Though Baum acknowledged it was a monumental task to get LEED certification for a large garage because of the nature of a garage, he believed he could get it. Baum also cautioned that the story not simply be a debate about parking, but said this was the only option the SFCP could devise that would keep them in operation at the site. Previously they had sought permits to build a retirement home, but the finances never penciled out.
Jon Gledhill, Director of UCSF Transportation Planning, presented a vision for all the travel demand management solutions UCSF uses across its network, saying that over half of its faculty and staff don’t drive to work, but take transit, ride bicycles, and utilize shuttles, van pools, car sharing and carpooling. He was quite enthusiastic about the programs.
When the public, including Streetsblog, asked pointed questions about
traffic impacts of the garage and the apparent need for more parking in the neighborhood, Gledhill and others representing UCSF were less excited.
When asked how they determined the parking shortage, UCSF said they had surveyed current garage usage and made estimates based on expected growth at their facilities. They assumed the neighborhood would be short 280 spaces, so the garage wouldn’t even meet the expected demand.
When asked for the methodology to justify their
number, Lori Yamauchi, Assistant Vice Chancellor for Campus Planning, said she would see how much of the information they wanted to share with the public before the environmental review phase (UCSF government affairs spokesperson Damon Lew said he would be forwarding this information to Streetsblog when it is available).
When asked how many publicly accessible spaces there were currently, especially given the more than 200 spaces across the street at 1635 Divisadero and numerous other garages nearby, UCSF didn’t say.
In the end, Yamauchi reminded the audience that they were voluntarily conducting public outreach meetings and they were making good faith efforts to include the community, though it was clear that the new structure would be going forward over the next year and a half. Their timeline suggested they would be finished and open for parking by early 2012.
One community resident, Howard Ash, told the audience that this was how it had to be done with UCSF, that they weren’t inflexible and they had gone through four significant design changes with their Osher Center construction nearby based on community feedback.
involvement like this, I think the project we’re going to get is pretty
nice," said Ash. "This process is
working. There are precedents for success in the process."
Another neighbor living near Mt. Zion also tried to be optimistic about the process. Ned Lawton, the owner of Stretch the Imagination Preschool, said they were working with UCSF to increase open space and play space in the neighborhood. Lawton said he was trying to convince UCSF to lease two parking spaces in a lot they manage behind his school so they could turn the parking into play space.
Lawton said he was also concerned with the new traffic the garage would generate because many of his parents walked their kids to school. Regardless, he struck a conciliatory tone. "We want to work with these guys to make it right," Lawton said.
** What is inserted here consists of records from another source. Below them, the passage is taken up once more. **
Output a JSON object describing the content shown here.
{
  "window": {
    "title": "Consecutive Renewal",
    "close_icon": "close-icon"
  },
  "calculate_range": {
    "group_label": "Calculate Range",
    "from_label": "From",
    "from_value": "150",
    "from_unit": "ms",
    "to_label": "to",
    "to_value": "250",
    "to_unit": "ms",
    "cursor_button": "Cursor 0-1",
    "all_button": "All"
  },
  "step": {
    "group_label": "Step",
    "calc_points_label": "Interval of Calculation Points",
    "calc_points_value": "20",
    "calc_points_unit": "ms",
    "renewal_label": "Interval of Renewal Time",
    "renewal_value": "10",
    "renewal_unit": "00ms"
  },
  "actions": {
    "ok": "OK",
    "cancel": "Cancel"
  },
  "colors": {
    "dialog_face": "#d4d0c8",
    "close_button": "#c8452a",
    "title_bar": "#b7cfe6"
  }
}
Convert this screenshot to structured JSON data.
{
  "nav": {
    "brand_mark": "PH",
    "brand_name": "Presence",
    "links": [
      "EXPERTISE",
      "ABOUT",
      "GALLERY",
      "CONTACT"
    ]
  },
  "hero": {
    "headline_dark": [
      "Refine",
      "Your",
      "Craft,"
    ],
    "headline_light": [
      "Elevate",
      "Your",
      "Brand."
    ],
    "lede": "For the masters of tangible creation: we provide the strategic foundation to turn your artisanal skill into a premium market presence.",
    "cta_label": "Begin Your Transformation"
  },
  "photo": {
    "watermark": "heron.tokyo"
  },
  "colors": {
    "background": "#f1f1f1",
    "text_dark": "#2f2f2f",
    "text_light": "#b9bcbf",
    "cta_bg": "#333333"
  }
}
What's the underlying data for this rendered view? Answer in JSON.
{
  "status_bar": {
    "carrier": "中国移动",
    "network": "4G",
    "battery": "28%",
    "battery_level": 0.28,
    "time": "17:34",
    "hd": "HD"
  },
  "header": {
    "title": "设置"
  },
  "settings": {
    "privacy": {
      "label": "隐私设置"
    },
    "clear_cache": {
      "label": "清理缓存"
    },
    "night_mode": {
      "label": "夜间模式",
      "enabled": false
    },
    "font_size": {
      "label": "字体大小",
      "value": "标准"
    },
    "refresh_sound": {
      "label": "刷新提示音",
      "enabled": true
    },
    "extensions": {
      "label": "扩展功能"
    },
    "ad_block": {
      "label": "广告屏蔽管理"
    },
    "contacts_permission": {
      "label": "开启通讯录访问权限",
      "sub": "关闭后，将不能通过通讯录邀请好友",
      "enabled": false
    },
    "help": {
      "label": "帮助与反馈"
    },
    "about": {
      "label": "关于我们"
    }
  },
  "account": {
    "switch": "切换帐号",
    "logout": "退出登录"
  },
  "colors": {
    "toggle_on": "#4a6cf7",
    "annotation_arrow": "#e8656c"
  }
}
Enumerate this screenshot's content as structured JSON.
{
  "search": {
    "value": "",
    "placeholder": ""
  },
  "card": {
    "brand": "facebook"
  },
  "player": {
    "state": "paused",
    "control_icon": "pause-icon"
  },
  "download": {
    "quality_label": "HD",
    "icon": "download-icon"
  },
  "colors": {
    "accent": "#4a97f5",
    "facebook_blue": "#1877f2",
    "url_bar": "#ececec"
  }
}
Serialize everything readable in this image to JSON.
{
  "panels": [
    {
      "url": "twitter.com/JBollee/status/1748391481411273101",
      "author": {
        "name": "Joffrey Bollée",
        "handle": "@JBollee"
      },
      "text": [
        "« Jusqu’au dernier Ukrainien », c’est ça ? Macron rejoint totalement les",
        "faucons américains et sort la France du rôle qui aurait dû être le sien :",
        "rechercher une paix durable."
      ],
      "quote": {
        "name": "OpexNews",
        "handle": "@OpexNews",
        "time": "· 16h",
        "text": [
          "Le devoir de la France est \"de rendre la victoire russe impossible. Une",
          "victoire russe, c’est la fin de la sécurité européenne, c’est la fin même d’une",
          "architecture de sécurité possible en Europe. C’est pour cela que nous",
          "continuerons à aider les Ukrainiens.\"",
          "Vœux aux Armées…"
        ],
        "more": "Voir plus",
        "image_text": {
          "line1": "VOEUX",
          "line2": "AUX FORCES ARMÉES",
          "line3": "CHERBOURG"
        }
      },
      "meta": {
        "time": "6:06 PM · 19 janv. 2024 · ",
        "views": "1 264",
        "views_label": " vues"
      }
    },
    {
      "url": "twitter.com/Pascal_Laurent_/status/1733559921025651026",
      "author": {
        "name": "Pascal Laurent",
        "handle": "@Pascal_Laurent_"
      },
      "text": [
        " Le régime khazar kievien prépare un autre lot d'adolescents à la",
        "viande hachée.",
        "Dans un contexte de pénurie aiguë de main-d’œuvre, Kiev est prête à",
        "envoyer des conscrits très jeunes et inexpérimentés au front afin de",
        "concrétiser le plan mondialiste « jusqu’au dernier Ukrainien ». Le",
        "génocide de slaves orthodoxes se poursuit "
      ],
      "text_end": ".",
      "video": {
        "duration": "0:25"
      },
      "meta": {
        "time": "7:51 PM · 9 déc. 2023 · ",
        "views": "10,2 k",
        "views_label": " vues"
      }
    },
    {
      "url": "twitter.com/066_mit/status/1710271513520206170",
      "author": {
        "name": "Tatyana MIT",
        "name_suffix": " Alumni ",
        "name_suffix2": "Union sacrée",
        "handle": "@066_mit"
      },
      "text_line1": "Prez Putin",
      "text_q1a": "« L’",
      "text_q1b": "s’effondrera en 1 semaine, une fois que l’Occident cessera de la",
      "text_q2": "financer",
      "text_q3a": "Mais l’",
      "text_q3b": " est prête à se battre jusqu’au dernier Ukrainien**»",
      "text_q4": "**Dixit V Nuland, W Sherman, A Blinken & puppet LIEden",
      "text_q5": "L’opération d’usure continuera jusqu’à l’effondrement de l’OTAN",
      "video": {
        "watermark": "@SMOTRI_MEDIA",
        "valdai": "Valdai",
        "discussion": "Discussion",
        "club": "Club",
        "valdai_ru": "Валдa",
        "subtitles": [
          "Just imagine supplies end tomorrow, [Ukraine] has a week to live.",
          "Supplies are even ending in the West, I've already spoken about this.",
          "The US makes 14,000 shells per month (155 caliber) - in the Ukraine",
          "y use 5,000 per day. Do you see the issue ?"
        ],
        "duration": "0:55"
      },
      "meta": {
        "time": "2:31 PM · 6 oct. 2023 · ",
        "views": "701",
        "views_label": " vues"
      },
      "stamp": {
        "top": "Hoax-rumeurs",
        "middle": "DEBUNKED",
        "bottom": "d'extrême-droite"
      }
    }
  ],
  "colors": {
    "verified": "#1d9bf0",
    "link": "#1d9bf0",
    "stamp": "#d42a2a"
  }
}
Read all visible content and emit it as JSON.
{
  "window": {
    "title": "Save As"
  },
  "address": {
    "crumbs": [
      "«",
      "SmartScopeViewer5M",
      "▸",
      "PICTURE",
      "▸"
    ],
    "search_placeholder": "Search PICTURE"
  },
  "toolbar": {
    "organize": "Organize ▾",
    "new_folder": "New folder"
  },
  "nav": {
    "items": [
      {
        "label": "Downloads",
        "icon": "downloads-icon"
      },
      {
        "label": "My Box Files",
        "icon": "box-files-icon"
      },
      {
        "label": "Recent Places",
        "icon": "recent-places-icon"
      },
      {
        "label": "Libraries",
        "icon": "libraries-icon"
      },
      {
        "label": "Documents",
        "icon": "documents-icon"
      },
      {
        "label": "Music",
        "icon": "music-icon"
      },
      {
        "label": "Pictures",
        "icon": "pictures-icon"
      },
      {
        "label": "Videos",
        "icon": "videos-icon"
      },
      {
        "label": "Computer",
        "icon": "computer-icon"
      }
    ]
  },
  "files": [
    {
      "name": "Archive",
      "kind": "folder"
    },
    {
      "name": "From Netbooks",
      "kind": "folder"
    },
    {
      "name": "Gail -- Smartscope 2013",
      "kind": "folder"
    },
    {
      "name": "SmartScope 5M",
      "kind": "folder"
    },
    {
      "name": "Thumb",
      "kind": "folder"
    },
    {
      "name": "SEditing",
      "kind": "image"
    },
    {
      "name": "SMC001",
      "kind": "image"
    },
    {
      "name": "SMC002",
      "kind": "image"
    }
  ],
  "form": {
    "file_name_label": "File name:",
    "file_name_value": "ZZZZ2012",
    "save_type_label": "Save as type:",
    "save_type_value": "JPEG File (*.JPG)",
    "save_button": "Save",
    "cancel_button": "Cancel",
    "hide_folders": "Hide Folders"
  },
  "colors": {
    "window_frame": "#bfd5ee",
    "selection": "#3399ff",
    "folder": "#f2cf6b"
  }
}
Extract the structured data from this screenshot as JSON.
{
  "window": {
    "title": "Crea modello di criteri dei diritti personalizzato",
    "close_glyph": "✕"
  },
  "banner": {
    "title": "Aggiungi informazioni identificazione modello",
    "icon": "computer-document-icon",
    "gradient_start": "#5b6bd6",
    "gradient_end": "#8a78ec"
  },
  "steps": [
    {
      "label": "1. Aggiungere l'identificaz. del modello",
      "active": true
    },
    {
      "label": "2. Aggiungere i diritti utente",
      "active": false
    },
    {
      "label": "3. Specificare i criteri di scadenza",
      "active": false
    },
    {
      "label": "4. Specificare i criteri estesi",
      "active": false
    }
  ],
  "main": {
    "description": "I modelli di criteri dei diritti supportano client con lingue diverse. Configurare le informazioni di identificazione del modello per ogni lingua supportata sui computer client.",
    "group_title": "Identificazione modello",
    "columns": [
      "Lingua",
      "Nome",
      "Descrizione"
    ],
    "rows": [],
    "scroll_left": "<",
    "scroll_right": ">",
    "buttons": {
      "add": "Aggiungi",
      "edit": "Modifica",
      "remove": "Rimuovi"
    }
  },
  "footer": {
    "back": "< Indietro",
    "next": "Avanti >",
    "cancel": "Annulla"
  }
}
Lawton also said they needed USCF’s "help to preserve some outdoor space to allow our children
some open space. We’re trying to make sure it’s a